- **What is being asked**
The answer must be the full listing, word for word, with no pictures in it.

- **Material shown**

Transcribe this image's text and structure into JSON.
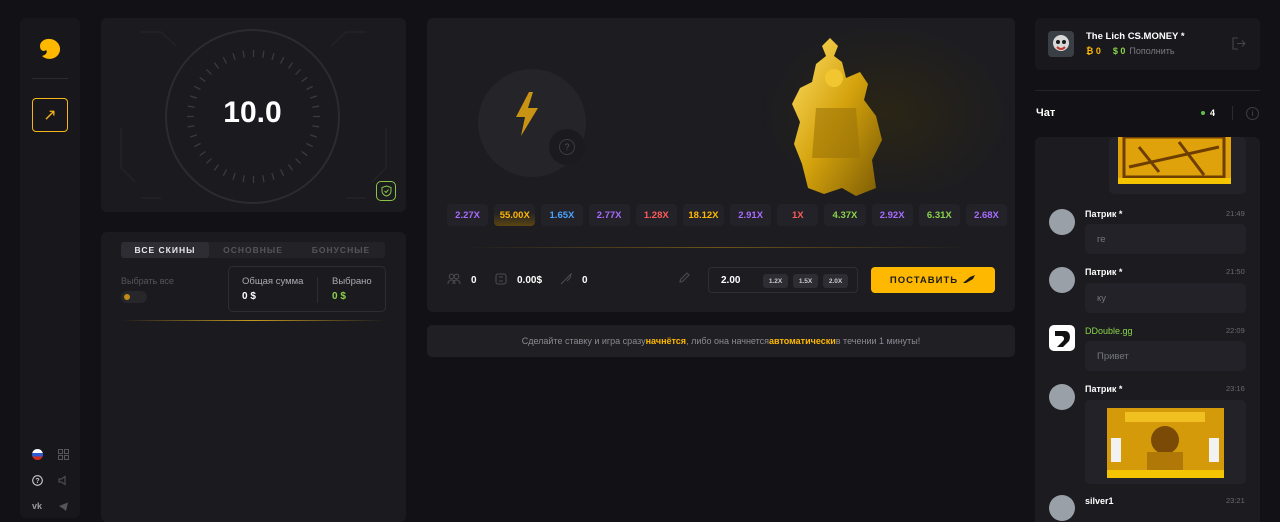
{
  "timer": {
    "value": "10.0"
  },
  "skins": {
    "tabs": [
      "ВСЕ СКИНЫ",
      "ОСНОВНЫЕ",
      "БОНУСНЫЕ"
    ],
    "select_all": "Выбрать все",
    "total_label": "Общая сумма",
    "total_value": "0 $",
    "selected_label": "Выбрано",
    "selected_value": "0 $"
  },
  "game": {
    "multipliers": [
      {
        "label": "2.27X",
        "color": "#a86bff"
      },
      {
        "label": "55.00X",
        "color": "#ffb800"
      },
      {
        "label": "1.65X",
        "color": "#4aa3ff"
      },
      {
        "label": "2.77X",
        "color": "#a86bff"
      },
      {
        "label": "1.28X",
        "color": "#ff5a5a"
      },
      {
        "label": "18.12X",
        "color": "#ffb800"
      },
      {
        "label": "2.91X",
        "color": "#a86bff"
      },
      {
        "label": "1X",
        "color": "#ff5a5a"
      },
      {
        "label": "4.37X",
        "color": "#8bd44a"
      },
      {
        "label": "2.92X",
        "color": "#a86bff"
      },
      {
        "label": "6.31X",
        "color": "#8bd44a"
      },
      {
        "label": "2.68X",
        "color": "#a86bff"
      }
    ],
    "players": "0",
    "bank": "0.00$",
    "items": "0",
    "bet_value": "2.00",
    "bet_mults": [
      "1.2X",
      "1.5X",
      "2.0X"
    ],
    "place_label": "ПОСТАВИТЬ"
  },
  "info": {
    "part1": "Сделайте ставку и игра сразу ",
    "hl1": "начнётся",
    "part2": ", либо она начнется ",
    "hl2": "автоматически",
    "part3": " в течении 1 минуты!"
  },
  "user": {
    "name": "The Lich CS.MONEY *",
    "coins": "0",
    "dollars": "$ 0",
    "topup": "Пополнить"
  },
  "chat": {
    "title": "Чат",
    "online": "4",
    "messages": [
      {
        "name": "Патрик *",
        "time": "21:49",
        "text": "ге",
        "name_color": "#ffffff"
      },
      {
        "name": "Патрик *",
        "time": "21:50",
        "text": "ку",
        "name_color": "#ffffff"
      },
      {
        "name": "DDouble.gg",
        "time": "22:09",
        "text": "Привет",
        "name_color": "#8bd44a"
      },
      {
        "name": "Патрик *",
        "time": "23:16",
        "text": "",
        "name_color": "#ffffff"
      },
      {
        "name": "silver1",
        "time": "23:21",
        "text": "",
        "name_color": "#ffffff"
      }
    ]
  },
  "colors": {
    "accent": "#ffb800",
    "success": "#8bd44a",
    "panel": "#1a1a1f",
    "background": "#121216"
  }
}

- **Response to this exercise**
Transcribe this image's text and structure into JSON.
{
  "timer": {
    "value": "10.0"
  },
  "skins": {
    "tabs": [
      "ВСЕ СКИНЫ",
      "ОСНОВНЫЕ",
      "БОНУСНЫЕ"
    ],
    "select_all": "Выбрать все",
    "total_label": "Общая сумма",
    "total_value": "0 $",
    "selected_label": "Выбрано",
    "selected_value": "0 $"
  },
  "game": {
    "multipliers": [
      {
        "label": "2.27X",
        "color": "#a86bff"
      },
      {
        "label": "55.00X",
        "color": "#ffb800"
      },
      {
        "label": "1.65X",
        "color": "#4aa3ff"
      },
      {
        "label": "2.77X",
        "color": "#a86bff"
      },
      {
        "label": "1.28X",
        "color": "#ff5a5a"
      },
      {
        "label": "18.12X",
        "color": "#ffb800"
      },
      {
        "label": "2.91X",
        "color": "#a86bff"
      },
      {
        "label": "1X",
        "color": "#ff5a5a"
      },
      {
        "label": "4.37X",
        "color": "#8bd44a"
      },
      {
        "label": "2.92X",
        "color": "#a86bff"
      },
      {
        "label": "6.31X",
        "color": "#8bd44a"
      },
      {
        "label": "2.68X",
        "color": "#a86bff"
      }
    ],
    "players": "0",
    "bank": "0.00$",
    "items": "0",
    "bet_value": "2.00",
    "bet_mults": [
      "1.2X",
      "1.5X",
      "2.0X"
    ],
    "place_label": "ПОСТАВИТЬ"
  },
  "info": {
    "part1": "Сделайте ставку и игра сразу ",
    "hl1": "начнётся",
    "part2": ", либо она начнется ",
    "hl2": "автоматически",
    "part3": " в течении 1 минуты!"
  },
  "user": {
    "name": "The Lich CS.MONEY *",
    "coins": "0",
    "dollars": "$ 0",
    "topup": "Пополнить"
  },
  "chat": {
    "title": "Чат",
    "online": "4",
    "messages": [
      {
        "name": "Патрик *",
        "time": "21:49",
        "text": "ге",
        "name_color": "#ffffff"
      },
      {
        "name": "Патрик *",
        "time": "21:50",
        "text": "ку",
        "name_color": "#ffffff"
      },
      {
        "name": "DDouble.gg",
        "time": "22:09",
        "text": "Привет",
        "name_color": "#8bd44a"
      },
      {
        "name": "Патрик *",
        "time": "23:16",
        "text": "",
        "name_color": "#ffffff"
      },
      {
        "name": "silver1",
        "time": "23:21",
        "text": "",
        "name_color": "#ffffff"
      }
    ]
  },
  "colors": {
    "accent": "#ffb800",
    "success": "#8bd44a",
    "panel": "#1a1a1f",
    "background": "#121216"
  }
}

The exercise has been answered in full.